SUPPLIED RECORDS
#####

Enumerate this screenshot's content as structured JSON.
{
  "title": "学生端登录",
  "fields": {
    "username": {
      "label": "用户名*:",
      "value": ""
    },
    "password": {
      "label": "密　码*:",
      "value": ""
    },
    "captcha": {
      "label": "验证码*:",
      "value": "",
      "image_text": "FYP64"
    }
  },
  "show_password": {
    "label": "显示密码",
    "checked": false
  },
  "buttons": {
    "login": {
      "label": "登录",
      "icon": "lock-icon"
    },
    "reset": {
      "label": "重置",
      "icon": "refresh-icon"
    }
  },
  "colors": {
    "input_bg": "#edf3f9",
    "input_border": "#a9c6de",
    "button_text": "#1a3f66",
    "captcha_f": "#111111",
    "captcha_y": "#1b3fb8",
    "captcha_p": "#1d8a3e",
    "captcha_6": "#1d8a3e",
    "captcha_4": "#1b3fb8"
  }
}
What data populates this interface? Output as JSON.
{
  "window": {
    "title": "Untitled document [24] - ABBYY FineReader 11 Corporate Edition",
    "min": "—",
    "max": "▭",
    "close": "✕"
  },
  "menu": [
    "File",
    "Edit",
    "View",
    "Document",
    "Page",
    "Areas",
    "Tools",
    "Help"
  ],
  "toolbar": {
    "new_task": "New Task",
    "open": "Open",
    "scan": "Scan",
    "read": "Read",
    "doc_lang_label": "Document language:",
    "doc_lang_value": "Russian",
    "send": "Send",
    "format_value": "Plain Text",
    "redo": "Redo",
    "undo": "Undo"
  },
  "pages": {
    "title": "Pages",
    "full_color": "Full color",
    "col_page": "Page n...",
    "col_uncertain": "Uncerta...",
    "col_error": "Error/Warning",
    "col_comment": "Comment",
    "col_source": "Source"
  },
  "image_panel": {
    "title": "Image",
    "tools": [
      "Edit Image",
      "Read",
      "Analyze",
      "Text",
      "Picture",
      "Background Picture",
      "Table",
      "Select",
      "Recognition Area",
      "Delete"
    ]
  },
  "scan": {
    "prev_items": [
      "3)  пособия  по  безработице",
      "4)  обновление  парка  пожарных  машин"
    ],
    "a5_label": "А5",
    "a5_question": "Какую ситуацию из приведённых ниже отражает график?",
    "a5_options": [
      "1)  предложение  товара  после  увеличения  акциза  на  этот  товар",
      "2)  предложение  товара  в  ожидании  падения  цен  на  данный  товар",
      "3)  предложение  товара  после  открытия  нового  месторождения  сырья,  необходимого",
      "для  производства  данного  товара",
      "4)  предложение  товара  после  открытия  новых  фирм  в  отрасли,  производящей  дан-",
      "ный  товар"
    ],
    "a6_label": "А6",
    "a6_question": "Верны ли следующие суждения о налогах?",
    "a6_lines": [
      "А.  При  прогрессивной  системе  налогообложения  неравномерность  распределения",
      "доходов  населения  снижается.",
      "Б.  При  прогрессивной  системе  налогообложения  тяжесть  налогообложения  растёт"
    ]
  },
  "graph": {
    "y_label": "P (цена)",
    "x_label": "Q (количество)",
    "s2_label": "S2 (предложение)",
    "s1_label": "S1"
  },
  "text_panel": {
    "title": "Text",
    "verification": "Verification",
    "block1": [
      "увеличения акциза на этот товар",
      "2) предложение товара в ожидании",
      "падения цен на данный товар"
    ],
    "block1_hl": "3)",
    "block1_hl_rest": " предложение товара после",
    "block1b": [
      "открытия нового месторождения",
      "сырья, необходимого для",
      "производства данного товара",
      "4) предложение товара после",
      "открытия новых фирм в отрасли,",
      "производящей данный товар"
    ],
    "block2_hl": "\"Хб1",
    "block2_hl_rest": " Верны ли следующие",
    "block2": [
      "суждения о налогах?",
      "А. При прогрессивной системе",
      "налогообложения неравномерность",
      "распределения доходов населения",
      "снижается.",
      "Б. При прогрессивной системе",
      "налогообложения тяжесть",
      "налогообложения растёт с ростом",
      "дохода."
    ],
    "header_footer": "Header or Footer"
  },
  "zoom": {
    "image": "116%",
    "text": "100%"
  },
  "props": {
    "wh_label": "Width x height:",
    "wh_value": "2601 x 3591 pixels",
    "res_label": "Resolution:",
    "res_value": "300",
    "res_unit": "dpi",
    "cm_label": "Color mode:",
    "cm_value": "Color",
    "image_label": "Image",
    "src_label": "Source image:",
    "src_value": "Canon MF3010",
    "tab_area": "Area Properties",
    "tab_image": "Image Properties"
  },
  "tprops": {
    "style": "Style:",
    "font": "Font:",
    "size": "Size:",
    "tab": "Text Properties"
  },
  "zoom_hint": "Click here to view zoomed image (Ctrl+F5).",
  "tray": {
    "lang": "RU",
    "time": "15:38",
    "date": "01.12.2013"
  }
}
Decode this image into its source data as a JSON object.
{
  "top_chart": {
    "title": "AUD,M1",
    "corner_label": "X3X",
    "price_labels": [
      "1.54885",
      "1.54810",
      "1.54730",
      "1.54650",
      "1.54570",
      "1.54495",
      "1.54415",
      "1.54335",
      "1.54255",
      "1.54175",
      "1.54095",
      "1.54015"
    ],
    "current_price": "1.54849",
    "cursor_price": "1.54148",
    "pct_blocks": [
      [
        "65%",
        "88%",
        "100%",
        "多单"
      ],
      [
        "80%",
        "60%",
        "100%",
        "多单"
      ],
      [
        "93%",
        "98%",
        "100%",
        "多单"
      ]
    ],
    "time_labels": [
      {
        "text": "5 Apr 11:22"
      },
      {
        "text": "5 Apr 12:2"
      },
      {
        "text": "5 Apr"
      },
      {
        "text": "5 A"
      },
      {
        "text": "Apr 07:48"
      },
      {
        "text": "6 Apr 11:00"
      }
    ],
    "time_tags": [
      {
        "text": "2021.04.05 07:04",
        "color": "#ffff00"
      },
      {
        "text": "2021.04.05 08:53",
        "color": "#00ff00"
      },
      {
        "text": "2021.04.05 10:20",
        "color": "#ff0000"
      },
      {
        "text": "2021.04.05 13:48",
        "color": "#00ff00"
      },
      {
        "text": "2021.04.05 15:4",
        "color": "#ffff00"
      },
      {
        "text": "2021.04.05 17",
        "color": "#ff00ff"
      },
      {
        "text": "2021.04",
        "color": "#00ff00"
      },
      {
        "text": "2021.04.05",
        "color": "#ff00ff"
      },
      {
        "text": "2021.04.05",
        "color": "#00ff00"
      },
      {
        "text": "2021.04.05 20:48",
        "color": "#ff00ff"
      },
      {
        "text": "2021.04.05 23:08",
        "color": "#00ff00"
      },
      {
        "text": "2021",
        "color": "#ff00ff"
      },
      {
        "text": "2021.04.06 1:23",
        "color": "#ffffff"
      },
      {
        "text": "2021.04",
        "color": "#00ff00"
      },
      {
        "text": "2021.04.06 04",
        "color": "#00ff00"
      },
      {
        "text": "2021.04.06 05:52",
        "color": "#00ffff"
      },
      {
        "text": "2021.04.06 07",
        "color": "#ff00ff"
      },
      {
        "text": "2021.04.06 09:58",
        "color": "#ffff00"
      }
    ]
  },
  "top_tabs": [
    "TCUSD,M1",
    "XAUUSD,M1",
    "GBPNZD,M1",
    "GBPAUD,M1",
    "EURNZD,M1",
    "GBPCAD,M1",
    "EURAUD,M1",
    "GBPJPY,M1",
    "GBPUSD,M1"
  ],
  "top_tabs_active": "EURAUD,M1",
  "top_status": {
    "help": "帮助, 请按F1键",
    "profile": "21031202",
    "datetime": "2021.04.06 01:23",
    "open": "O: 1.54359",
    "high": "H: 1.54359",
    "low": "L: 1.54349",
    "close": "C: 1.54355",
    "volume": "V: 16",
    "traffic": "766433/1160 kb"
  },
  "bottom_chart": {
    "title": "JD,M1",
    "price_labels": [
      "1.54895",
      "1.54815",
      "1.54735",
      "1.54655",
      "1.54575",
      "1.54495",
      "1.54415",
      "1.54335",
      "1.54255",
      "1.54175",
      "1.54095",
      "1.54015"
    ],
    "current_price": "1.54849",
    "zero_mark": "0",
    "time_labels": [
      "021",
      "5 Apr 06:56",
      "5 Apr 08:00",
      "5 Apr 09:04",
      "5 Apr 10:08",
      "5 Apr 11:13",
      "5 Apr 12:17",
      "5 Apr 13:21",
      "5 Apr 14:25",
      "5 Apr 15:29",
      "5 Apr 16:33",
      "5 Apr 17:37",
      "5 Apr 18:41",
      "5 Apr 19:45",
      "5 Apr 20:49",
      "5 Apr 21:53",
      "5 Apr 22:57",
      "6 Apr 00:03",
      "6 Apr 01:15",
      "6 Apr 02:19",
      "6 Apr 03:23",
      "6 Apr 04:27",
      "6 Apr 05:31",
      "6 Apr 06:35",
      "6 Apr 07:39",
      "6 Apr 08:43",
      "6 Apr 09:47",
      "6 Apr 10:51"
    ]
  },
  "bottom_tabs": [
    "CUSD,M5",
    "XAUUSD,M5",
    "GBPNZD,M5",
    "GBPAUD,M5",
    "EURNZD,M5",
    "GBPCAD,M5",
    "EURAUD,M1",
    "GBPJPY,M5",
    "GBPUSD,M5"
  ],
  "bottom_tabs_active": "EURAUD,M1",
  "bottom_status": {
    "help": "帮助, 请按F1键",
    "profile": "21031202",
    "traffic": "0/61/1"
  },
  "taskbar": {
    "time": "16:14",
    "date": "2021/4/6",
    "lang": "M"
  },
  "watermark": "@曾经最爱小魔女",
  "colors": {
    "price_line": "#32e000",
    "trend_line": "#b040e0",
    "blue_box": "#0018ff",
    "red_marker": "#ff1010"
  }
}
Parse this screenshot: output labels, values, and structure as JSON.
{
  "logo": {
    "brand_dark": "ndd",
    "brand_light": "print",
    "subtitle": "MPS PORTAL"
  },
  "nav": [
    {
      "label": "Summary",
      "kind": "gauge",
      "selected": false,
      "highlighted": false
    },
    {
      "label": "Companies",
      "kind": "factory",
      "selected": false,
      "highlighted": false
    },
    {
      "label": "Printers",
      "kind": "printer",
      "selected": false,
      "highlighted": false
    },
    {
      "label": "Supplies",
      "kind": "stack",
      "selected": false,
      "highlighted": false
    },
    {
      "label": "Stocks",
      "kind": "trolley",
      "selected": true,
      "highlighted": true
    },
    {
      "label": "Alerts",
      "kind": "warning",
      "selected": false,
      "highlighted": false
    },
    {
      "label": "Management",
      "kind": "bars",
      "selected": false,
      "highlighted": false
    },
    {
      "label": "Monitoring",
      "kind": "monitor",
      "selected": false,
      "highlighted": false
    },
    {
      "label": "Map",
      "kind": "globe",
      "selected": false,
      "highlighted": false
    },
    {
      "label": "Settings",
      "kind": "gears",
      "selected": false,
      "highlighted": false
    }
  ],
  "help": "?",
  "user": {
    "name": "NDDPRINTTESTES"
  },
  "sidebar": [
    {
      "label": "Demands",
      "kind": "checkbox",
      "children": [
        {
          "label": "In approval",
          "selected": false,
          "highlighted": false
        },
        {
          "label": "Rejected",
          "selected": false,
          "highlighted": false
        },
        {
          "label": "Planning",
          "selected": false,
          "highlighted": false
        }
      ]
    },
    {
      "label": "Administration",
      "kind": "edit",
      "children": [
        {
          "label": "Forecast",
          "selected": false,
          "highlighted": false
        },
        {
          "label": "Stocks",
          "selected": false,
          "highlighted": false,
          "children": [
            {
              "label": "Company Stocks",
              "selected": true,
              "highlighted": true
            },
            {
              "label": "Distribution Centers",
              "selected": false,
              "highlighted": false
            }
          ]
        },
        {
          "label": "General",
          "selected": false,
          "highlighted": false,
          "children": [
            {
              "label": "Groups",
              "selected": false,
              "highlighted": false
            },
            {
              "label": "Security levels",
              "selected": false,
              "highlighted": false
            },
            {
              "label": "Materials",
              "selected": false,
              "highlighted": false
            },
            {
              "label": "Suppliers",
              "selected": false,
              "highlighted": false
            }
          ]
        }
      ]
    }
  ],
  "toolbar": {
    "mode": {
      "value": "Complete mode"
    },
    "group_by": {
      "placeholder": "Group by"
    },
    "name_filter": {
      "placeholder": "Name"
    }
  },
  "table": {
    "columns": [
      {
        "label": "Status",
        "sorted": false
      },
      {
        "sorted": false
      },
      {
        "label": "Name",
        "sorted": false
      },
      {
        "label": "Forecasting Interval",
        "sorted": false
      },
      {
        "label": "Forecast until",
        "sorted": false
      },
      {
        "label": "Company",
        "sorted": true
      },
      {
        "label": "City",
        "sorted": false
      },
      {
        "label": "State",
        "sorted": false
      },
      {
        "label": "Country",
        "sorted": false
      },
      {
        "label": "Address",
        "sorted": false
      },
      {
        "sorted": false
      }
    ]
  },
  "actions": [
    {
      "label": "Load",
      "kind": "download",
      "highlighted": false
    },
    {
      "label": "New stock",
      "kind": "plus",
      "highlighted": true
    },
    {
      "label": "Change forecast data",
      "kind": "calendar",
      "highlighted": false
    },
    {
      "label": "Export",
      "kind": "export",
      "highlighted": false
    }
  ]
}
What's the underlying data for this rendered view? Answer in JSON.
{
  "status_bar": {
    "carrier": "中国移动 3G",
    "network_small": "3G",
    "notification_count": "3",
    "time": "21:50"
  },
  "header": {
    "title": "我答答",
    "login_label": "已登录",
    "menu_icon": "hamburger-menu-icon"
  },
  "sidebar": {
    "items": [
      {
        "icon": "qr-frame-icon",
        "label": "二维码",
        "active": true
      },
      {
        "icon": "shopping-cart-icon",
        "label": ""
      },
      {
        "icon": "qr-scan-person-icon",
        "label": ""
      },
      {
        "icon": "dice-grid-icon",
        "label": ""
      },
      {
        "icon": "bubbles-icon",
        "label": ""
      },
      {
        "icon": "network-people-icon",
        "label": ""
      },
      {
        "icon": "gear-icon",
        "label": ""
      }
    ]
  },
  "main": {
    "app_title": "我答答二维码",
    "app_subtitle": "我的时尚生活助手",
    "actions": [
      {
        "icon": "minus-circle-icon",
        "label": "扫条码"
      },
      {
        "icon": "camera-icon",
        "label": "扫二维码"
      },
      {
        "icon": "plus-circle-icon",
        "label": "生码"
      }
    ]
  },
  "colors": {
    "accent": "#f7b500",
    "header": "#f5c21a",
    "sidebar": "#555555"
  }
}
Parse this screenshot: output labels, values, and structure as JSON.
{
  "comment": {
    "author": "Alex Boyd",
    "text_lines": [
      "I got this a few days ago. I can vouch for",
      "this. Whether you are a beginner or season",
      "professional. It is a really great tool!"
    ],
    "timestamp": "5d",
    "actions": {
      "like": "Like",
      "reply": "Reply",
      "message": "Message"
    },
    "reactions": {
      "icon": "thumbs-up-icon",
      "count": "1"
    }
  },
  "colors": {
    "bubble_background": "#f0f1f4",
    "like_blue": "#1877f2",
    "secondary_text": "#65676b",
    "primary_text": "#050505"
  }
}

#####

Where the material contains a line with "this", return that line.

EXERCISE ANSWER
Enumerate this screenshot's content as structured JSON.
What data populates this interface? Output as JSON.
Decode this image into its source data as a JSON object.
Parse this screenshot: output labels, values, and structure as JSON.
What's the underlying data for this rendered view? Answer in JSON.
Parse this screenshot: output labels, values, and structure as JSON.
      "I got this a few days ago. I can vouch for",
      "this. Whether you are a beginner or season",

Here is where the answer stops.